A unique feature of STIS is that by having light enter a long, narrow slit before reaching the gratings, a separate spectrum can be recorded simultaneously along each of the 1024 “pixel rows” of the detector. By orienting the long slit, for example, across the nucleus of a galaxy, one can efficiently measure how fast the galaxy is rotating at different distances away from its center.

In many respects STIS complements the new Cosmic Origins Spectrograph (COS) to be mounted on Hubble during SM4. COS was designed with one primary purpose, to easily measure exceedingly faint levels of ultraviolet light emanating from very faint cosmic point sources, e.g. faint stars in our own galaxy and quasars far out across the universe. A repaired STIS will efficiently provide spatially resolved spectra of extended objects, spectra at visible and near-infrared wavelengths, very high (sharply defined) spectral resolution and measurements of the way some spectra vary with time – capabilities for which COS was not designed.

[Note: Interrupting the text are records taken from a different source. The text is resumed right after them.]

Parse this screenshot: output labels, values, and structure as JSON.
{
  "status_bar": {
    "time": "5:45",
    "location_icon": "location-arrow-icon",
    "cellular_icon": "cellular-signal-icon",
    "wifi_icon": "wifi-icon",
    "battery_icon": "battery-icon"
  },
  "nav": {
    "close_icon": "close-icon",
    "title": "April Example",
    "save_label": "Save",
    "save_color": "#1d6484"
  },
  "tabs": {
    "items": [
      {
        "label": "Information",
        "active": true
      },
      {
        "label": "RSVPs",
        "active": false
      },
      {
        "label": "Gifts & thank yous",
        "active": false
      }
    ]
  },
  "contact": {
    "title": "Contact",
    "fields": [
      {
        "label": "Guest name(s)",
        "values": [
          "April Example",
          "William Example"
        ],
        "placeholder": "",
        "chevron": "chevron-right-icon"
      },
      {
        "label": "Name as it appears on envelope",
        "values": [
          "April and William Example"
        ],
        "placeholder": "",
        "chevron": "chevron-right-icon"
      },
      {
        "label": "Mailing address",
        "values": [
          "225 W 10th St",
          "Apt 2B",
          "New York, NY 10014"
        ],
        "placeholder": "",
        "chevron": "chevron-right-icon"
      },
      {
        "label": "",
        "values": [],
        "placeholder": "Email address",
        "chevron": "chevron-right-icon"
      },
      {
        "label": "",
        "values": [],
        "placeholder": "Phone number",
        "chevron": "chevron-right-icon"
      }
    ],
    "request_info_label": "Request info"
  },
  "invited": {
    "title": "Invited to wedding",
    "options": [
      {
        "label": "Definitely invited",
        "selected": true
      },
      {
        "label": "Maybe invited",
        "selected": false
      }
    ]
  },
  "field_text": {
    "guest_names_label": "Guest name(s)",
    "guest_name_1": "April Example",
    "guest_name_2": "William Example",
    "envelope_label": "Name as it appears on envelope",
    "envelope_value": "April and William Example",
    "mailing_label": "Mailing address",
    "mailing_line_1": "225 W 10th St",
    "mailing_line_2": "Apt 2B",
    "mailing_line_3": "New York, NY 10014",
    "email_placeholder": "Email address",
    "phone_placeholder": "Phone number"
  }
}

Scientific Future of STIS
Although it performed brilliantly for 7.5 years before suspending operations in 2004, the scientific potential of STIS is far from exhausted. Working side by side, the COS-STIS tandem will offer a full set of spectro-scopic tools for the astronomer. Each instrument partly backs up the other; each offers something the other doesn’t. Some glimpses into STIS’s scientific past offer a glimpse of future endeavors:

  • Black Holes — The light emitted by stars and gas orbiting around a black hole appears redder when moving away from us (redshift), and bluer when coming toward us (blueshift). By looking for this telltale Doppler shift, STIS has uncovered and weighed several dozen supermassive black holes at the cores of galaxies, but there is still much work to be done. To nail down the relationship between black hole mass and the properties of the host galaxies, more observations of both high- and low-mass black holes are needed.
  • Galaxies — STIS can simultaneously record the spectra of up to 50 spatially distinct locations within an extended object such as a galaxy. This is a crucial tool for the efficient mapping of a complex environment. As an example, long-slit STIS spectra of young star clusters in the merging “Antennae Galaxies” revealed their ages, chemical compositions and velocities, and the slit was crucial for subtraction of the “sky background.” More STIS observations of such merging galaxies are important to our understanding of what happens to galaxies when they collide with each other.
  • Stars — At the time it ceased operating, STIS was being used in a continuing survey of the gas and dust blown off by the highly unstable, massive binary star, eta Carinae, which is located in our own galactic neighborhood, about 8000 light years from the sun. Astronomers expect that someday, perhaps a few thousand years from now, eta Carinae may explode as a supernova. STIS provides a unique opportunity to probe the details of the final stages of life of such a star before its cataclysmic death
  • Planets Around Other Stars — STIS spectra of the transiting star-planet system HD209458 resulted in transit light curves so precise that starlight absorption by the planet’s atmosphere was detected, allowing the identification of several planetary atmospheric constituents, including hydrogen, oxygen and sodium—a first. More examples of bright transiting systems are now known and available for study with a repaired STIS, and the promise of yet more systems being discovered is high.

The STIS Team: NASA Goddard Space Flight Center led the original STIS development and is leading the repair effort. The principal investigator is Dr. Bruce E. Woodgate of NASA Goddard, and Ball Aerospace Systems Group is the prime contractor. The Space Telescope Science Institute in Baltimore, Md., manages STIS.


For more information, contact:
Susan Hendrix,
Office of Public Affairs.

Or visit the Hubble website at:


National Aeronautics and Space Administration

Goddard Space Flight Center
8800 Greenbelt Road
Greenbelt, MD 20771


NASA Facts
FS-2007-09-094-GSFC (SM4 #11) (rev.11/07)